Core Principles of Poker
Poker is a card game in which players make bets to see who has the best hand. While some of the game’s outcome depends on chance, most players’ actions are determined by a combination of probability theory, psychology and strategy. While the game has many variations, there are certain core principles that all good players share.
The game begins when one player puts in an amount of money into the pot, called a “call.” If another player calls the bet, he or she must continue to call any additional raises. If a player is unwilling to continue to call bets, he or she must drop out of the betting round.
In addition to calling, players can also say “raise” to add more chips to the betting pool. This allows players to control the action and increase their chances of winning a pot. When a player says “call,” it means that they are willing to match the previous bet.
If a player wants to fold, he or she can do so by saying “fold.” This is the most common way of letting other players know that they have a weak hand. However, it’s important to remember that sometimes a bad hand can win if the cards are right and the player is aggressive enough.
It’s important to learn the basic terms and rules of poker before you play. You’ll be able to understand the game better and it will make you feel more confident while playing. For example, you should know what a full house is (three cards of the same rank and two matching cards of different ranks) and a flush (five consecutive cards of the same suit).
You can improve your poker skills by practicing with friends or in online poker rooms. There are also many books written by professional players that can help you understand the game better. In addition, you should always try to develop your own strategy through self-examination and discussion with other players.
A strong poker player must be able to read other players. This is because a player’s bets and actions can tell you a lot about his or her strength and weakness. You can also find out if they’re bluffing or not.

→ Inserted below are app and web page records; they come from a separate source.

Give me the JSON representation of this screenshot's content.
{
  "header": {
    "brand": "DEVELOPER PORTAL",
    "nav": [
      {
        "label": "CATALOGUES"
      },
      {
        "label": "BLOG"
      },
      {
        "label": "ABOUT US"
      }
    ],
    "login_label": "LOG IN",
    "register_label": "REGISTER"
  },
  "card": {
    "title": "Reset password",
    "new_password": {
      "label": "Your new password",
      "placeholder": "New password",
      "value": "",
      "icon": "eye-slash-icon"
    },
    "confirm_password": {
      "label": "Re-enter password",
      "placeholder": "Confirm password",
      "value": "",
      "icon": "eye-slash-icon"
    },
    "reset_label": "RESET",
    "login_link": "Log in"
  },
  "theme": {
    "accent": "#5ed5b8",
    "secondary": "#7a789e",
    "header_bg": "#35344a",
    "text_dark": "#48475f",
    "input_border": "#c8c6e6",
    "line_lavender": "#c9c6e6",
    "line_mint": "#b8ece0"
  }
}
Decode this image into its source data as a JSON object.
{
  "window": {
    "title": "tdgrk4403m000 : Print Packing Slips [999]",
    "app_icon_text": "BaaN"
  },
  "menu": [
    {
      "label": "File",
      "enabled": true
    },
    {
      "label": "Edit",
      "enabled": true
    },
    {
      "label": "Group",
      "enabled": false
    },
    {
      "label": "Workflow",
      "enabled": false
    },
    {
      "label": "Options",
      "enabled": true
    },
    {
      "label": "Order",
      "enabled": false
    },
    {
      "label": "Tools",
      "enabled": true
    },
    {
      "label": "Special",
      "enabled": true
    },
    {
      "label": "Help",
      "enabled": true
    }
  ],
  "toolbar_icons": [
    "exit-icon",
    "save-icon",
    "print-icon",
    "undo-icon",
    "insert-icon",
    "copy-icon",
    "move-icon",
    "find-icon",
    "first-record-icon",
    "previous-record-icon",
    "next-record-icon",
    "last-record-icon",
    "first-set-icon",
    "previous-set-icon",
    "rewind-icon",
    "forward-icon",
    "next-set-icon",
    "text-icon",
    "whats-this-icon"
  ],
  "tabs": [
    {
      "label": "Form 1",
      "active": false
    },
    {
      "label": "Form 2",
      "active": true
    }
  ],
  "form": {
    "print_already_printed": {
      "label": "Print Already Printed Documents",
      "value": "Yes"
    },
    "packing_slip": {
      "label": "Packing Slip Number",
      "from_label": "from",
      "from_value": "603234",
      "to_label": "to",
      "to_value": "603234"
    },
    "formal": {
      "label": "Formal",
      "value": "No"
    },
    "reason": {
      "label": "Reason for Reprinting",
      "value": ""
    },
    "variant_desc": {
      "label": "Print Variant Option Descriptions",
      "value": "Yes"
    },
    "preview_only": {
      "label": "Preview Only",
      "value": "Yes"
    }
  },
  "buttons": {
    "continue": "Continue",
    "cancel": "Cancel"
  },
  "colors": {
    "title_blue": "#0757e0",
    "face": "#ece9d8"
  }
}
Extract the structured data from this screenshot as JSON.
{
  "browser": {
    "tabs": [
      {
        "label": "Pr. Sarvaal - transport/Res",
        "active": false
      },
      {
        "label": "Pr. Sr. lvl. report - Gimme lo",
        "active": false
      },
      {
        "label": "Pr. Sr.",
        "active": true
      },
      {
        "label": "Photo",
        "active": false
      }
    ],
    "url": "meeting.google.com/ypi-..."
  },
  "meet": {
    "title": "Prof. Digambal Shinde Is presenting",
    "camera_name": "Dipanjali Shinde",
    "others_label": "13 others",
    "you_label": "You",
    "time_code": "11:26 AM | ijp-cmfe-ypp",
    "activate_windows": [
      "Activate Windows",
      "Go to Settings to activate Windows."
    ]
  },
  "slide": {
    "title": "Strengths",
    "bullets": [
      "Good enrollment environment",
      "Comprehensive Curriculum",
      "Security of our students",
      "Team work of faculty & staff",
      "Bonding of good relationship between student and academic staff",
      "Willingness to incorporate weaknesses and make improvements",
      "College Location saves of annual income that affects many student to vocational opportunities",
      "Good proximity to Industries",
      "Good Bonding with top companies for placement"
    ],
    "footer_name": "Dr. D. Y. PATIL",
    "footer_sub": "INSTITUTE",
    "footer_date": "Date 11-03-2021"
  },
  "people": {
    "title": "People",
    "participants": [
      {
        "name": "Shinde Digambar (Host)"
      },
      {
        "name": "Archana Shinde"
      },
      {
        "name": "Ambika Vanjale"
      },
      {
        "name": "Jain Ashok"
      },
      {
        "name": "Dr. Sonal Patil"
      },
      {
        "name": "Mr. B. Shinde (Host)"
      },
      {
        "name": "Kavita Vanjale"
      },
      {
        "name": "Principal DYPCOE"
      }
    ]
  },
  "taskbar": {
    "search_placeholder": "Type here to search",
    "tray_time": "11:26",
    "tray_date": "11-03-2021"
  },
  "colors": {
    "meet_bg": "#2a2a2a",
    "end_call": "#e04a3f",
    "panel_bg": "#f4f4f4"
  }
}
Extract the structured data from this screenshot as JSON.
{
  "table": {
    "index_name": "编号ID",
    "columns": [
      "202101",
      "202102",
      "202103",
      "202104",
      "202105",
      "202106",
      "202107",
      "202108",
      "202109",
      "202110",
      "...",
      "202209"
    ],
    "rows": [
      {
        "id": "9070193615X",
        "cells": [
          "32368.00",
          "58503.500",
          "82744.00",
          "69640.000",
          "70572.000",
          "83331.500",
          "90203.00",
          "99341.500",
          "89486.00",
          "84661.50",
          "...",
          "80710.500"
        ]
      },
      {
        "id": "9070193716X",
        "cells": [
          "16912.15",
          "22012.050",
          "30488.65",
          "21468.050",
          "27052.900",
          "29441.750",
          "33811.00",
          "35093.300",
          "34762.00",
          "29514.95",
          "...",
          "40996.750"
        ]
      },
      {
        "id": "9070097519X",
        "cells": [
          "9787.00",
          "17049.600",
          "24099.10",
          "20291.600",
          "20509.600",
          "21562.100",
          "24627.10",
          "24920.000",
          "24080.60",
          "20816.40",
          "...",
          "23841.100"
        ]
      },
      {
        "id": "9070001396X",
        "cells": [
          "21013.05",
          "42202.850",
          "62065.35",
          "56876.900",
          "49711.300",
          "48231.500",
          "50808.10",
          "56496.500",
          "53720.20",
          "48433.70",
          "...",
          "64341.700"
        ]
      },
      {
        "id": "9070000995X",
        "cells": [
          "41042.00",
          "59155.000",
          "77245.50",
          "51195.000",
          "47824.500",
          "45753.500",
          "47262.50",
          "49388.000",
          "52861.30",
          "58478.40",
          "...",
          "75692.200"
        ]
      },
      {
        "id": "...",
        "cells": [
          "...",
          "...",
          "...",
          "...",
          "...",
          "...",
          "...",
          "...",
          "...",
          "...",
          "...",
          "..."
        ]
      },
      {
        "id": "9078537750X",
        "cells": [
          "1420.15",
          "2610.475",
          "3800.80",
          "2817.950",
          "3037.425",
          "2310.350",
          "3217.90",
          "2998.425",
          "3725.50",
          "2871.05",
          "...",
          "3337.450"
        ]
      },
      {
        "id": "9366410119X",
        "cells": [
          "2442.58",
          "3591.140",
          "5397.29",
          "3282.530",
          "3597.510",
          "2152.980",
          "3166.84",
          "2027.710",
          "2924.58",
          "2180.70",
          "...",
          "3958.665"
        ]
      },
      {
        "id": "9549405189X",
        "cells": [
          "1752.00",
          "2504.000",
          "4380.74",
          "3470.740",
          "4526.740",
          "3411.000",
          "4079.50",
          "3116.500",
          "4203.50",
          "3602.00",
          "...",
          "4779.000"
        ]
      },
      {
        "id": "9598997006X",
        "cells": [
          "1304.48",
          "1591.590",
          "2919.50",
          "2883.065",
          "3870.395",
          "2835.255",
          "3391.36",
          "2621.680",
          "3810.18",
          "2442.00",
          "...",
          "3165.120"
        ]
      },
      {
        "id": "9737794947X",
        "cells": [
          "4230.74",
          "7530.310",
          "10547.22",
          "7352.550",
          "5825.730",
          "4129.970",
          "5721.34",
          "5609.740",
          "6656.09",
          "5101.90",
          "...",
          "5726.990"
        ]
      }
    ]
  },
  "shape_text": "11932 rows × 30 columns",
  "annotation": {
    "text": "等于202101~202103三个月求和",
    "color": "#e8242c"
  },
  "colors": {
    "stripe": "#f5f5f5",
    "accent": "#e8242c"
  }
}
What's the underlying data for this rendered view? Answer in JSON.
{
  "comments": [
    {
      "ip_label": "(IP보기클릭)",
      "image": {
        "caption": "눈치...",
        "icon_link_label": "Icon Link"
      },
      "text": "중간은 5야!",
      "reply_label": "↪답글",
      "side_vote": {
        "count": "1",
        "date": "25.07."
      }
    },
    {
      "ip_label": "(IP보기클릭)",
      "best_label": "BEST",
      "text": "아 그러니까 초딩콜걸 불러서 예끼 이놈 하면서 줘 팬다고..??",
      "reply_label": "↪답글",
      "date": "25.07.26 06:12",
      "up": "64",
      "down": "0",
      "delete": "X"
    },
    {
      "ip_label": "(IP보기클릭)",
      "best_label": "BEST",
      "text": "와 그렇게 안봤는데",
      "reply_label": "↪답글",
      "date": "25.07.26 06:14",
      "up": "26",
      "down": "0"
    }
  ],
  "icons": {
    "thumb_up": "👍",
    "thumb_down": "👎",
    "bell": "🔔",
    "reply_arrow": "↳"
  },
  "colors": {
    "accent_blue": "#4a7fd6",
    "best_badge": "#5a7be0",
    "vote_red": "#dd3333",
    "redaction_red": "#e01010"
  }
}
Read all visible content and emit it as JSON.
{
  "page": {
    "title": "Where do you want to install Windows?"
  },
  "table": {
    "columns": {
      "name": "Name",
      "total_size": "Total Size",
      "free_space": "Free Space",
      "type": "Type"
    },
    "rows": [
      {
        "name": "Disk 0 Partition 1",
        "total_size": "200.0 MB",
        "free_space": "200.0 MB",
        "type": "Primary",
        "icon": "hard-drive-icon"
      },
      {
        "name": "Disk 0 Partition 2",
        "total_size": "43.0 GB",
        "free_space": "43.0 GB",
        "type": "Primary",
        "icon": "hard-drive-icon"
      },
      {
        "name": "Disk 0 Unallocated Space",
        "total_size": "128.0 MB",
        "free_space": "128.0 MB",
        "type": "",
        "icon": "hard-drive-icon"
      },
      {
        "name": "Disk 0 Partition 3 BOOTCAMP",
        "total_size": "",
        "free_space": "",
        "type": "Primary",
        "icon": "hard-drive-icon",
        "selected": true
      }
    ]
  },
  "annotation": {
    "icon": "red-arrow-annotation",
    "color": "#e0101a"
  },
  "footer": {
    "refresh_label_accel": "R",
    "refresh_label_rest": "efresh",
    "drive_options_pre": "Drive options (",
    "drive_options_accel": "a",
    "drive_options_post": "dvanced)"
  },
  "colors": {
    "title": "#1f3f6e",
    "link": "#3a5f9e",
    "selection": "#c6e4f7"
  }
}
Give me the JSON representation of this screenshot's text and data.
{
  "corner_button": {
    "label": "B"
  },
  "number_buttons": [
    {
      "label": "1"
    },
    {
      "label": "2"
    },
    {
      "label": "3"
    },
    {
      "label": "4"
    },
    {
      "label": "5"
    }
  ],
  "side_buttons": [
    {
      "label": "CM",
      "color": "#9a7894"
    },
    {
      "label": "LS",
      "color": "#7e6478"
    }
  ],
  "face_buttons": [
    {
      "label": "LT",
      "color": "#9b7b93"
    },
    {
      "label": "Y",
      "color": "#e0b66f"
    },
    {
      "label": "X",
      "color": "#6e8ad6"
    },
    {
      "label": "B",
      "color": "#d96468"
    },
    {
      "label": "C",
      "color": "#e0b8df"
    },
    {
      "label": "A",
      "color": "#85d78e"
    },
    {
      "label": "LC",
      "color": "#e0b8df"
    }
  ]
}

In the beginning, it’s a good idea to play a small number of hands each session. Ideally, you should limit yourself to the strongest ones that you think have a good chance of winning. Avoid playing weak hands like unsuited low cards or a high pair paired with a low kicker. Moreover, it’s best to be aggressive when you have premium opening hands like a pair of Kings or Queens. It will force other players to fold their weaker hands, and you’ll have more chances of making a big winning hand.